Exercise goal
This exercise calls for the whole listing to be given again exactly, without images.

+-------+

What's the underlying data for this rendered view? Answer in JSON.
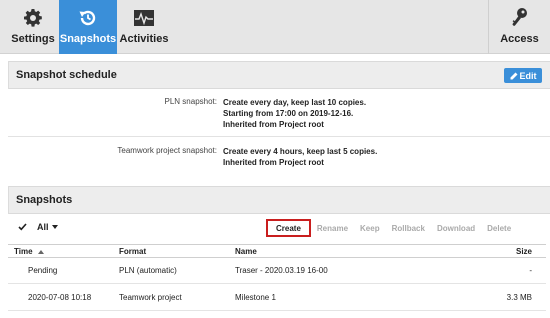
{
  "toolbar": {
    "items": [
      {
        "label": "Settings",
        "icon": "gear-icon",
        "active": false
      },
      {
        "label": "Snapshots",
        "icon": "snapshot-restore-icon",
        "active": true
      },
      {
        "label": "Activities",
        "icon": "activity-pulse-icon",
        "active": false
      }
    ],
    "access": {
      "label": "Access",
      "icon": "key-icon"
    }
  },
  "schedule": {
    "title": "Snapshot schedule",
    "edit_label": "Edit",
    "rows": [
      {
        "key": "PLN snapshot:",
        "lines": [
          "Create every day, keep last 10 copies.",
          "Starting from 17:00 on 2019-12-16.",
          "Inherited from Project root"
        ]
      },
      {
        "key": "Teamwork project snapshot:",
        "lines": [
          "Create every 4 hours, keep last 5 copies.",
          "Inherited from Project root"
        ]
      }
    ]
  },
  "snapshots": {
    "title": "Snapshots",
    "filter_label": "All",
    "actions": [
      "Create",
      "Rename",
      "Keep",
      "Rollback",
      "Download",
      "Delete"
    ],
    "columns": [
      "Time",
      "Format",
      "Name",
      "Size"
    ],
    "rows": [
      {
        "time": "Pending",
        "format": "PLN (automatic)",
        "name": "Traser - 2020.03.19 16-00",
        "size": "-"
      },
      {
        "time": "2020-07-08 10:18",
        "format": "Teamwork project",
        "name": "Milestone 1",
        "size": "3.3 MB"
      }
    ]
  },
  "colors": {
    "accent": "#3a8fd9",
    "highlight": "#c91e1e",
    "header_bg": "#e6e6e6"
  }
}
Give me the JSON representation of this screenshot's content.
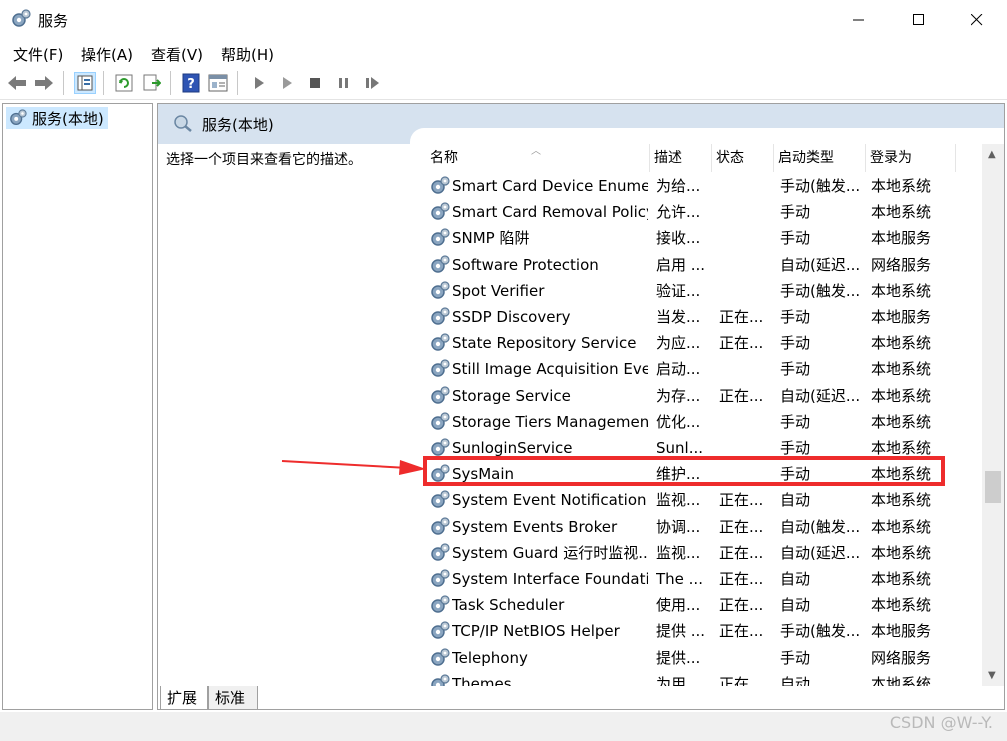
{
  "window": {
    "title": "服务"
  },
  "menu": [
    {
      "label": "文件(F)"
    },
    {
      "label": "操作(A)"
    },
    {
      "label": "查看(V)"
    },
    {
      "label": "帮助(H)"
    }
  ],
  "toolbar": {
    "icons": [
      "back-arrow-icon",
      "forward-arrow-icon",
      "show-tree-icon",
      "refresh-icon",
      "export-list-icon",
      "help-icon",
      "properties-icon",
      "start-icon",
      "start-paused-icon",
      "stop-icon",
      "pause-icon",
      "resume-icon"
    ]
  },
  "tree": {
    "item": "服务(本地)"
  },
  "pane": {
    "title": "服务(本地)",
    "description": "选择一个项目来查看它的描述。"
  },
  "columns": [
    "名称",
    "描述",
    "状态",
    "启动类型",
    "登录为"
  ],
  "rows": [
    {
      "name": "Smart Card Device Enumer...",
      "desc": "为给...",
      "status": "",
      "start": "手动(触发...",
      "logon": "本地系统"
    },
    {
      "name": "Smart Card Removal Policy",
      "desc": "允许...",
      "status": "",
      "start": "手动",
      "logon": "本地系统"
    },
    {
      "name": "SNMP 陷阱",
      "desc": "接收...",
      "status": "",
      "start": "手动",
      "logon": "本地服务"
    },
    {
      "name": "Software Protection",
      "desc": "启用 ...",
      "status": "",
      "start": "自动(延迟...",
      "logon": "网络服务"
    },
    {
      "name": "Spot Verifier",
      "desc": "验证...",
      "status": "",
      "start": "手动(触发...",
      "logon": "本地系统"
    },
    {
      "name": "SSDP Discovery",
      "desc": "当发...",
      "status": "正在...",
      "start": "手动",
      "logon": "本地服务"
    },
    {
      "name": "State Repository Service",
      "desc": "为应...",
      "status": "正在...",
      "start": "手动",
      "logon": "本地系统"
    },
    {
      "name": "Still Image Acquisition Eve...",
      "desc": "启动...",
      "status": "",
      "start": "手动",
      "logon": "本地系统"
    },
    {
      "name": "Storage Service",
      "desc": "为存...",
      "status": "正在...",
      "start": "自动(延迟...",
      "logon": "本地系统"
    },
    {
      "name": "Storage Tiers Management",
      "desc": "优化...",
      "status": "",
      "start": "手动",
      "logon": "本地系统"
    },
    {
      "name": "SunloginService",
      "desc": "Sunl...",
      "status": "",
      "start": "手动",
      "logon": "本地系统"
    },
    {
      "name": "SysMain",
      "desc": "维护...",
      "status": "",
      "start": "手动",
      "logon": "本地系统"
    },
    {
      "name": "System Event Notification ...",
      "desc": "监视...",
      "status": "正在...",
      "start": "自动",
      "logon": "本地系统"
    },
    {
      "name": "System Events Broker",
      "desc": "协调...",
      "status": "正在...",
      "start": "自动(触发...",
      "logon": "本地系统"
    },
    {
      "name": "System Guard 运行时监视...",
      "desc": "监视...",
      "status": "正在...",
      "start": "自动(延迟...",
      "logon": "本地系统"
    },
    {
      "name": "System Interface Foundati...",
      "desc": "The ...",
      "status": "正在...",
      "start": "自动",
      "logon": "本地系统"
    },
    {
      "name": "Task Scheduler",
      "desc": "使用...",
      "status": "正在...",
      "start": "自动",
      "logon": "本地系统"
    },
    {
      "name": "TCP/IP NetBIOS Helper",
      "desc": "提供 ...",
      "status": "正在...",
      "start": "手动(触发...",
      "logon": "本地服务"
    },
    {
      "name": "Telephony",
      "desc": "提供...",
      "status": "",
      "start": "手动",
      "logon": "网络服务"
    },
    {
      "name": "Themes",
      "desc": "为用...",
      "status": "正在...",
      "start": "自动",
      "logon": "本地系统"
    }
  ],
  "tabs": [
    {
      "label": "扩展"
    },
    {
      "label": "标准"
    }
  ],
  "watermark": "CSDN @W--Y.",
  "colors": {
    "highlight": "#ee2c2c",
    "header": "#d6e2ef",
    "tree_selected": "#cce8ff"
  }
}
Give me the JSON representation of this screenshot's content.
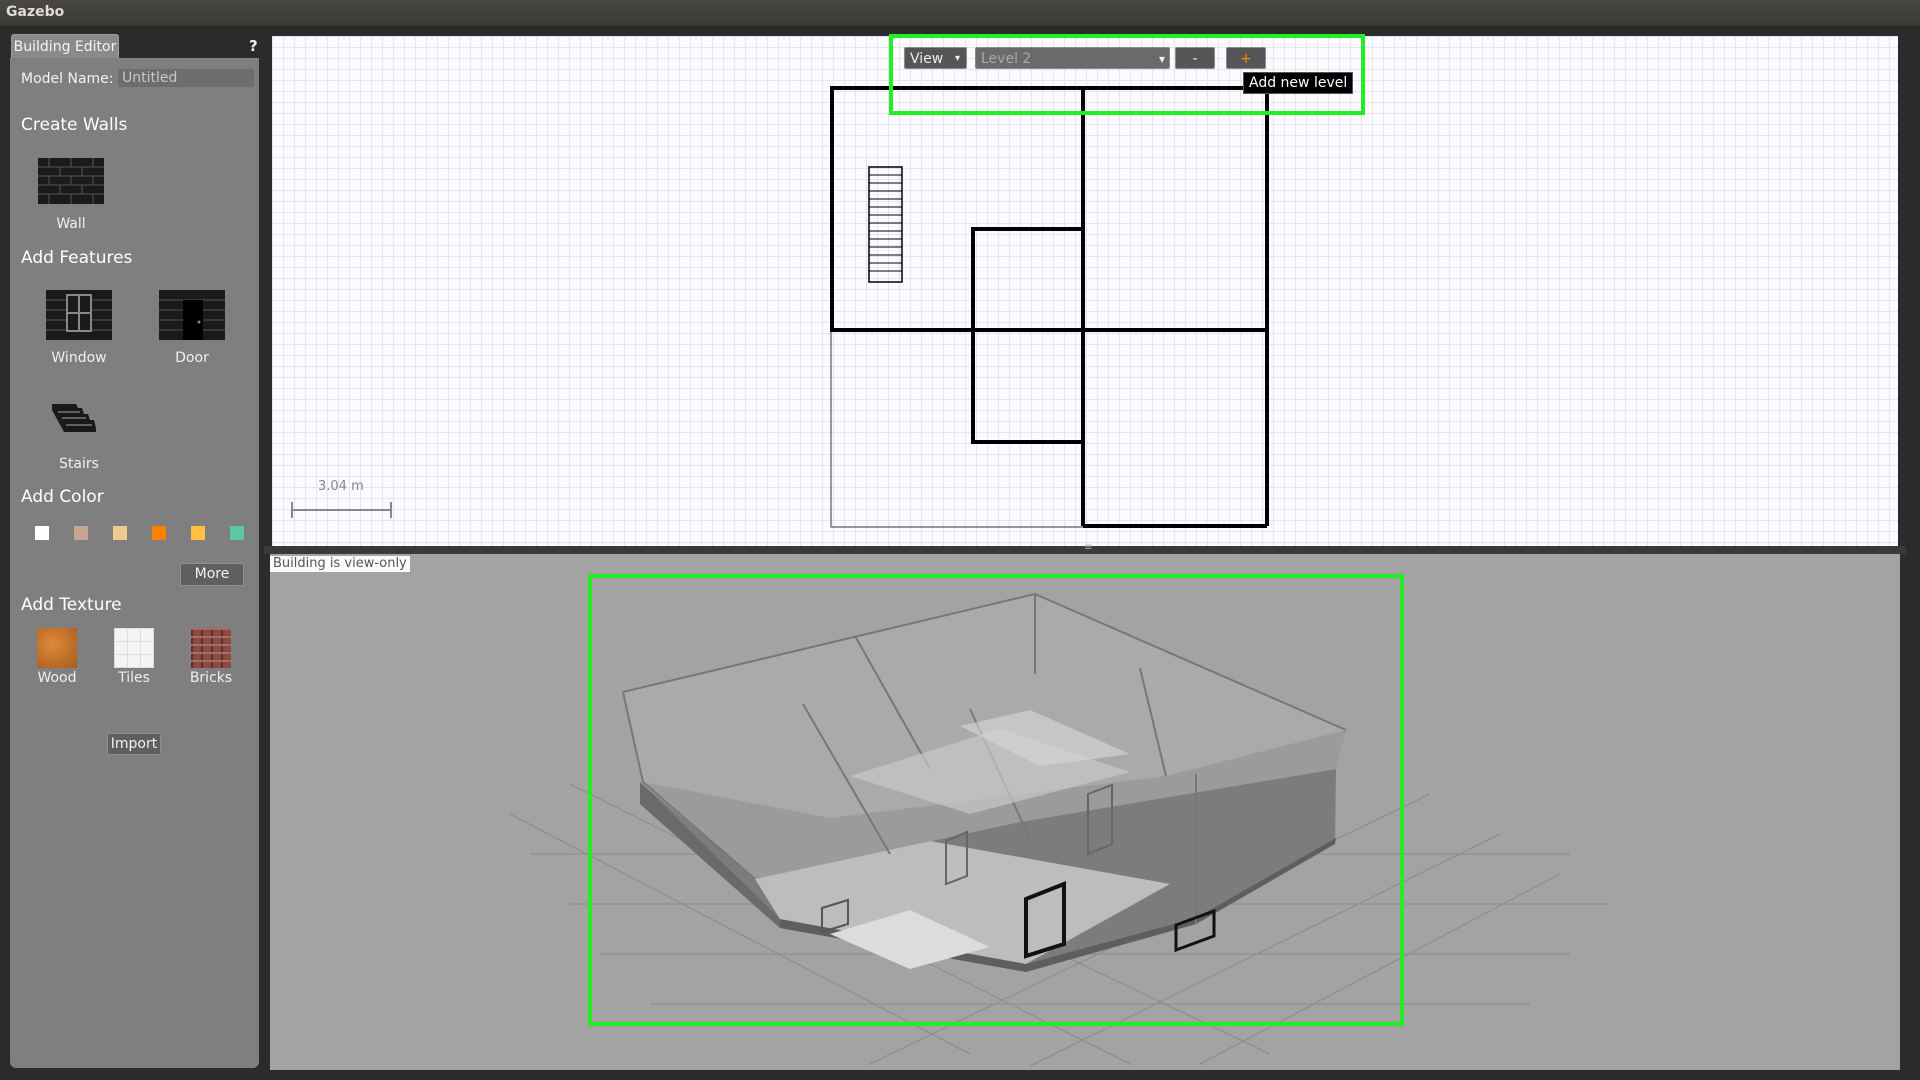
{
  "window": {
    "title": "Gazebo"
  },
  "editor": {
    "tab_label": "Building Editor",
    "help": "?",
    "model_name_label": "Model Name:",
    "model_name_value": "Untitled",
    "sections": {
      "create_walls": "Create Walls",
      "add_features": "Add Features",
      "add_color": "Add Color",
      "add_texture": "Add Texture"
    },
    "tools": {
      "wall": "Wall",
      "window": "Window",
      "door": "Door",
      "stairs": "Stairs"
    },
    "colors": [
      "#ffffff",
      "#c8a494",
      "#f0c890",
      "#ff8000",
      "#ffc040",
      "#60c8a0"
    ],
    "more_label": "More",
    "textures": {
      "wood": "Wood",
      "tiles": "Tiles",
      "bricks": "Bricks"
    },
    "import_label": "Import"
  },
  "view2d": {
    "view_menu": "View",
    "level_select": "Level 2",
    "remove_level": "-",
    "add_level": "+",
    "tooltip": "Add new level",
    "scale_label": "3.04 m"
  },
  "view3d": {
    "status": "Building is view-only"
  },
  "highlight_color": "#22ee22"
}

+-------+

Expected answer
What's the underlying data for this rendered view? Answer in JSON.
{
  "toolbar": {
    "items": [
      {
        "label": "Settings",
        "icon": "gear-icon",
        "active": false
      },
      {
        "label": "Snapshots",
        "icon": "snapshot-restore-icon",
        "active": true
      },
      {
        "label": "Activities",
        "icon": "activity-pulse-icon",
        "active": false
      }
    ],
    "access": {
      "label": "Access",
      "icon": "key-icon"
    }
  },
  "schedule": {
    "title": "Snapshot schedule",
    "edit_label": "Edit",
    "rows": [
      {
        "key": "PLN snapshot:",
        "lines": [
          "Create every day, keep last 10 copies.",
          "Starting from 17:00 on 2019-12-16.",
          "Inherited from Project root"
        ]
      },
      {
        "key": "Teamwork project snapshot:",
        "lines": [
          "Create every 4 hours, keep last 5 copies.",
          "Inherited from Project root"
        ]
      }
    ]
  },
  "snapshots": {
    "title": "Snapshots",
    "filter_label": "All",
    "actions": [
      "Create",
      "Rename",
      "Keep",
      "Rollback",
      "Download",
      "Delete"
    ],
    "columns": [
      "Time",
      "Format",
      "Name",
      "Size"
    ],
    "rows": [
      {
        "time": "Pending",
        "format": "PLN (automatic)",
        "name": "Traser - 2020.03.19 16-00",
        "size": "-"
      },
      {
        "time": "2020-07-08 10:18",
        "format": "Teamwork project",
        "name": "Milestone 1",
        "size": "3.3 MB"
      }
    ]
  },
  "colors": {
    "accent": "#3a8fd9",
    "highlight": "#c91e1e",
    "header_bg": "#e6e6e6"
  }
}
Give me the JSON representation of this screenshot's content.
{
  "window": {
    "title": "服务"
  },
  "menu": [
    {
      "label": "文件(F)"
    },
    {
      "label": "操作(A)"
    },
    {
      "label": "查看(V)"
    },
    {
      "label": "帮助(H)"
    }
  ],
  "toolbar": {
    "icons": [
      "back-arrow-icon",
      "forward-arrow-icon",
      "show-tree-icon",
      "refresh-icon",
      "export-list-icon",
      "help-icon",
      "properties-icon",
      "start-icon",
      "start-paused-icon",
      "stop-icon",
      "pause-icon",
      "resume-icon"
    ]
  },
  "tree": {
    "item": "服务(本地)"
  },
  "pane": {
    "title": "服务(本地)",
    "description": "选择一个项目来查看它的描述。"
  },
  "columns": [
    "名称",
    "描述",
    "状态",
    "启动类型",
    "登录为"
  ],
  "rows": [
    {
      "name": "Smart Card Device Enumer...",
      "desc": "为给...",
      "status": "",
      "start": "手动(触发...",
      "logon": "本地系统"
    },
    {
      "name": "Smart Card Removal Policy",
      "desc": "允许...",
      "status": "",
      "start": "手动",
      "logon": "本地系统"
    },
    {
      "name": "SNMP 陷阱",
      "desc": "接收...",
      "status": "",
      "start": "手动",
      "logon": "本地服务"
    },
    {
      "name": "Software Protection",
      "desc": "启用 ...",
      "status": "",
      "start": "自动(延迟...",
      "logon": "网络服务"
    },
    {
      "name": "Spot Verifier",
      "desc": "验证...",
      "status": "",
      "start": "手动(触发...",
      "logon": "本地系统"
    },
    {
      "name": "SSDP Discovery",
      "desc": "当发...",
      "status": "正在...",
      "start": "手动",
      "logon": "本地服务"
    },
    {
      "name": "State Repository Service",
      "desc": "为应...",
      "status": "正在...",
      "start": "手动",
      "logon": "本地系统"
    },
    {
      "name": "Still Image Acquisition Eve...",
      "desc": "启动...",
      "status": "",
      "start": "手动",
      "logon": "本地系统"
    },
    {
      "name": "Storage Service",
      "desc": "为存...",
      "status": "正在...",
      "start": "自动(延迟...",
      "logon": "本地系统"
    },
    {
      "name": "Storage Tiers Management",
      "desc": "优化...",
      "status": "",
      "start": "手动",
      "logon": "本地系统"
    },
    {
      "name": "SunloginService",
      "desc": "Sunl...",
      "status": "",
      "start": "手动",
      "logon": "本地系统"
    },
    {
      "name": "SysMain",
      "desc": "维护...",
      "status": "",
      "start": "手动",
      "logon": "本地系统"
    },
    {
      "name": "System Event Notification ...",
      "desc": "监视...",
      "status": "正在...",
      "start": "自动",
      "logon": "本地系统"
    },
    {
      "name": "System Events Broker",
      "desc": "协调...",
      "status": "正在...",
      "start": "自动(触发...",
      "logon": "本地系统"
    },
    {
      "name": "System Guard 运行时监视...",
      "desc": "监视...",
      "status": "正在...",
      "start": "自动(延迟...",
      "logon": "本地系统"
    },
    {
      "name": "System Interface Foundati...",
      "desc": "The ...",
      "status": "正在...",
      "start": "自动",
      "logon": "本地系统"
    },
    {
      "name": "Task Scheduler",
      "desc": "使用...",
      "status": "正在...",
      "start": "自动",
      "logon": "本地系统"
    },
    {
      "name": "TCP/IP NetBIOS Helper",
      "desc": "提供 ...",
      "status": "正在...",
      "start": "手动(触发...",
      "logon": "本地服务"
    },
    {
      "name": "Telephony",
      "desc": "提供...",
      "status": "",
      "start": "手动",
      "logon": "网络服务"
    },
    {
      "name": "Themes",
      "desc": "为用...",
      "status": "正在...",
      "start": "自动",
      "logon": "本地系统"
    }
  ],
  "tabs": [
    {
      "label": "扩展"
    },
    {
      "label": "标准"
    }
  ],
  "watermark": "CSDN @W--Y.",
  "colors": {
    "highlight": "#ee2c2c",
    "header": "#d6e2ef",
    "tree_selected": "#cce8ff"
  }
}
Give me the JSON representation of this screenshot's content.
{
  "window": {
    "title": "Gazebo"
  },
  "editor": {
    "tab_label": "Building Editor",
    "help": "?",
    "model_name_label": "Model Name:",
    "model_name_value": "Untitled",
    "sections": {
      "create_walls": "Create Walls",
      "add_features": "Add Features",
      "add_color": "Add Color",
      "add_texture": "Add Texture"
    },
    "tools": {
      "wall": "Wall",
      "window": "Window",
      "door": "Door",
      "stairs": "Stairs"
    },
    "colors": [
      "#ffffff",
      "#c8a494",
      "#f0c890",
      "#ff8000",
      "#ffc040",
      "#60c8a0"
    ],
    "more_label": "More",
    "textures": {
      "wood": "Wood",
      "tiles": "Tiles",
      "bricks": "Bricks"
    },
    "import_label": "Import"
  },
  "view2d": {
    "view_menu": "View",
    "level_select": "Level 2",
    "remove_level": "-",
    "add_level": "+",
    "tooltip": "Add new level",
    "scale_label": "3.04 m"
  },
  "view3d": {
    "status": "Building is view-only"
  },
  "highlight_color": "#22ee22"
}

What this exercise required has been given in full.